  • October 8, 2014
    The United States government made a mistake this month in relaxing a ban on lethal arms sales and transfers to Vietnam — a non-democratic, one-party state with an abysmal human rights record.
  • October 8, 2014
  • October 7, 2014
    In February, the World Bank delayed a $90 million loan for health care in Uganda out of concern over its new Anti-Homosexuality Act. Since then, the Constitutional Court nullified the law for lack of a parliamentary quorum during the vote. But the government quickly filed a notice of appeal. Members of parliament are also pressing to bring the law back to the floor, swearing they can gather the constitutionally-required numbers.
  • October 7, 2014
    The depiction by Azerbaijan’s foreign minister of summer 2014“as a particularly dark time” in an October 2 speech at the Council of Europe couldn’t have been more fitting to describe the state of human rights in his own country.

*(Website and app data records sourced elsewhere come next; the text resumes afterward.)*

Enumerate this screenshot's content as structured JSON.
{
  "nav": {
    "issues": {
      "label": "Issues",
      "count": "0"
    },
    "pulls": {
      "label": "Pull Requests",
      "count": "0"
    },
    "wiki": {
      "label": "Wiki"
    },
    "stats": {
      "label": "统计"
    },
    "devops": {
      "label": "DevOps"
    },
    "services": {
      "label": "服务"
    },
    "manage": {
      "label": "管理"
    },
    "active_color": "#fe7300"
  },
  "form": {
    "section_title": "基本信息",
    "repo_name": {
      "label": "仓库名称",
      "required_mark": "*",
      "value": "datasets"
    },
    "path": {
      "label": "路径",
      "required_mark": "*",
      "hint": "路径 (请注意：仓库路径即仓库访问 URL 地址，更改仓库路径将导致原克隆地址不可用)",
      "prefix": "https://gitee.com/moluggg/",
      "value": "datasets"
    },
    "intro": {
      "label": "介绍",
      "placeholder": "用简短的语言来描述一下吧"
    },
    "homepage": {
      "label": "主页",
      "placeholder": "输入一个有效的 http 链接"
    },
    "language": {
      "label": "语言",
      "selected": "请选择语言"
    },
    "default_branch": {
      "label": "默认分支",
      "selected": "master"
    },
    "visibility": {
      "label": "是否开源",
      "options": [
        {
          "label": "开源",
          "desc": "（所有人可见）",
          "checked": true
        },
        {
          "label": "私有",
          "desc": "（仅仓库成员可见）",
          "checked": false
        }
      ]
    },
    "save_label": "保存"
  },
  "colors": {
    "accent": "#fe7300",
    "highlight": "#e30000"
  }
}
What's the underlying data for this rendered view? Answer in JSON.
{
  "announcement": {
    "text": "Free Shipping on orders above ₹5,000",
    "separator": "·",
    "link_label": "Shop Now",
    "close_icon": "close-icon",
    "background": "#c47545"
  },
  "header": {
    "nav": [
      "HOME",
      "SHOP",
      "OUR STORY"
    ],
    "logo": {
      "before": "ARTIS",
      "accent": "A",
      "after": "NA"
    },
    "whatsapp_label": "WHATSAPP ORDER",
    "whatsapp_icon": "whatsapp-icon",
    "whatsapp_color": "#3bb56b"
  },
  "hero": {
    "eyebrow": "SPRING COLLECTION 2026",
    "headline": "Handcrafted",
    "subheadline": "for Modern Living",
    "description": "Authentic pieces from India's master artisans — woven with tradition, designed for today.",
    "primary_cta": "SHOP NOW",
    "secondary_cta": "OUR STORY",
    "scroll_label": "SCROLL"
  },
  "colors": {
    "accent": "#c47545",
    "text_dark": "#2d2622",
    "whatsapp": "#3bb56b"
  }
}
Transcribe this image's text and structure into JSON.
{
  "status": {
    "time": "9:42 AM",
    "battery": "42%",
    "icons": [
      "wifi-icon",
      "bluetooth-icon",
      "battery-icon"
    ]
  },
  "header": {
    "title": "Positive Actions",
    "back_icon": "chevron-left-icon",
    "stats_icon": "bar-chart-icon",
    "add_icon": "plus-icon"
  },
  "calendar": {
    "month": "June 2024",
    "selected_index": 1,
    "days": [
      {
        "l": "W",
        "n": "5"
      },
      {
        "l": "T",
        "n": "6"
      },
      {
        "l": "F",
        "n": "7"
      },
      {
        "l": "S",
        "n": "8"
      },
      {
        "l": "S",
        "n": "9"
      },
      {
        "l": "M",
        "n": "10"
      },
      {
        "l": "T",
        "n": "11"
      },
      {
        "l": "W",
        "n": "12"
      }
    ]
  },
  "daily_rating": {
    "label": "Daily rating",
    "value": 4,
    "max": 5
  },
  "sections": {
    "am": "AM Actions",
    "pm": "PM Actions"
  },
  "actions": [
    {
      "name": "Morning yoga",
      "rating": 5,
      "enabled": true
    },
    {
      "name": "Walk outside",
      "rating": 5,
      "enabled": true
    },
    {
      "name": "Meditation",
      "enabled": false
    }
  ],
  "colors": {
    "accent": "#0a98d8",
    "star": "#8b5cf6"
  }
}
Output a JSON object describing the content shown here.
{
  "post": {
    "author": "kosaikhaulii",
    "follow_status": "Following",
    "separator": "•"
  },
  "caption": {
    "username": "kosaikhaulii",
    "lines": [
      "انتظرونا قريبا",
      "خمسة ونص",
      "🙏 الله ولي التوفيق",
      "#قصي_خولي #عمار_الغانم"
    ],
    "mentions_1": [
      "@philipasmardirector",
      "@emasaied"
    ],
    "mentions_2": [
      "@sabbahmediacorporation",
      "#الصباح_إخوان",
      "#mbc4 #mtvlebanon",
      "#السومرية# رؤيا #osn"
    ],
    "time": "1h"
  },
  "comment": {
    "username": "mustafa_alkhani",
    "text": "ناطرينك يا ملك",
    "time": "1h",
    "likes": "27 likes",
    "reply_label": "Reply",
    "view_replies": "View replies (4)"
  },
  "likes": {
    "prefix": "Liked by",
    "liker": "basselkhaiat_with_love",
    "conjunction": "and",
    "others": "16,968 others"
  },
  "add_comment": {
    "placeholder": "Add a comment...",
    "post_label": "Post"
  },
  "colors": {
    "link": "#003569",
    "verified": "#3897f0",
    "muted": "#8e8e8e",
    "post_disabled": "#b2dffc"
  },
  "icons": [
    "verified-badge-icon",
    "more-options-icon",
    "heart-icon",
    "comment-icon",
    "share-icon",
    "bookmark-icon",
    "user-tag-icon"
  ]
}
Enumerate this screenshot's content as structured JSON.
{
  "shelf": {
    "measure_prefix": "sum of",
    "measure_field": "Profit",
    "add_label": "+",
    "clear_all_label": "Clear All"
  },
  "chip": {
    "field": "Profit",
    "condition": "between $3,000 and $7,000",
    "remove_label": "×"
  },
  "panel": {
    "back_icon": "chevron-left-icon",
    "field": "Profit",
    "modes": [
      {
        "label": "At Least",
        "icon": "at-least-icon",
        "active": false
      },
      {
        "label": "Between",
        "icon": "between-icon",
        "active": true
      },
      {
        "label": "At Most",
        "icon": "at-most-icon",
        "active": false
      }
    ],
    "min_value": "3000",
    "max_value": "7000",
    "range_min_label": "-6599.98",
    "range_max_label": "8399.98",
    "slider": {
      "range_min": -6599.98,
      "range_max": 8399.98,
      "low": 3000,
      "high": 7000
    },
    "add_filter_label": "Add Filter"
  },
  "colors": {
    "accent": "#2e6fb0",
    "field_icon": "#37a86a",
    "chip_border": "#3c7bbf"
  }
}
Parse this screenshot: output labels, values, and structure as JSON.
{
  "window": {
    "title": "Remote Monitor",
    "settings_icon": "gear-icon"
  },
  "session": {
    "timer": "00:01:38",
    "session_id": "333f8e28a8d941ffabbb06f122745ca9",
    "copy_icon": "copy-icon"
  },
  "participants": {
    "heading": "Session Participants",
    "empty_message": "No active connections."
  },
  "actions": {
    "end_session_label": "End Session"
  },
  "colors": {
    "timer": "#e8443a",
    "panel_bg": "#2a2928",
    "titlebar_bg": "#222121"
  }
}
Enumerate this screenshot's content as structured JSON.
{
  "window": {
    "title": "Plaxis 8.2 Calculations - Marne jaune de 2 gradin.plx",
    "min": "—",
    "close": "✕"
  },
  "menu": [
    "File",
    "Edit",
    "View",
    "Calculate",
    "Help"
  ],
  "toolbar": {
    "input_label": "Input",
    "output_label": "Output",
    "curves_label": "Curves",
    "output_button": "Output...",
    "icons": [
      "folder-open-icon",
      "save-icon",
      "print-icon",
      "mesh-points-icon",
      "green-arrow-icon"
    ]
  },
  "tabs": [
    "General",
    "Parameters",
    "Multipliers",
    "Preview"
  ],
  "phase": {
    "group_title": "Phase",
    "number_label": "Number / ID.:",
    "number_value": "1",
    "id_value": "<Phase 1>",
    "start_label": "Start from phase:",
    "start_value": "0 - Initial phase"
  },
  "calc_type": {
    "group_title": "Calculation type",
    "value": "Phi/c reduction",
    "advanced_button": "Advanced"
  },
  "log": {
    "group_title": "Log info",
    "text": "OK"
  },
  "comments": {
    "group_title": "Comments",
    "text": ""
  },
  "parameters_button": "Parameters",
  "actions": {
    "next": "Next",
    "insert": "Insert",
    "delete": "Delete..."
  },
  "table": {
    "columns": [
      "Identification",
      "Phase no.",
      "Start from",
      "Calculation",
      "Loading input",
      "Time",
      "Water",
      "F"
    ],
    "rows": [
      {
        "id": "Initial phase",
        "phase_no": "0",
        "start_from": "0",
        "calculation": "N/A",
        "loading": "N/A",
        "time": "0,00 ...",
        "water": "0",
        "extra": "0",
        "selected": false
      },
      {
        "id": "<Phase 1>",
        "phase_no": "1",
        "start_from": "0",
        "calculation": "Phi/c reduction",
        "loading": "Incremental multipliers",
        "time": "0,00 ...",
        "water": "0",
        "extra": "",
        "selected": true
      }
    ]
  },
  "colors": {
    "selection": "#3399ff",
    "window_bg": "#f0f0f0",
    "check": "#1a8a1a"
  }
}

  • October 7, 2014
  • October 6, 2014
  • October 6, 2014
    On his way to the opening of the UN General Assembly in New York last month, President Barack Obama stopped at the Clinton Global Initiative, where he announced a ban on U.S. use of antipersonnel landmines everywhere except the Korean Peninsula due to its “unique circumstances.” He pledged, “We’re going to continue to work to find ways that would allow us to ultimately comply fully and accede to the Ottawa Convention,” as the U.S. government prefers to call the 1997 Mine Ban Treaty.
  • October 6, 2014
  • October 5, 2014
    Myanmar recently confirmed to the United Nations that it is on the verge of completing a plan that would grant Rohingya Muslims citizenship if they change their ethnicity to suggest Bangladeshi origin.
  • October 3, 2014
    President Obama has the clout to get child soldiers off the battlefields in countries around the world. But he has been too reluctant to use it. As the fiscal year ended on Sept. 30, he gave some countries a pass to get U.S. military aid—in some cases millions of dollars – that he should have held back until they change their ways.
  • October 3, 2014
    A political earthquake in Hong Kong, the right to water in Detroit, and a grim anniversary on the Mediterranean- these were among the most popular posts to Dispatches, our daily forum for breaking human rights news and commentary.
  • October 3, 2014
    In mid-September a London-based public relations agency made an appeal to “Free Gulnara NOW,” claiming that Gulnara Karimova, daughter of Uzbek president Islam Karimov, was “under house arrest” and “being held for purely political reasons.
  • October 3, 2014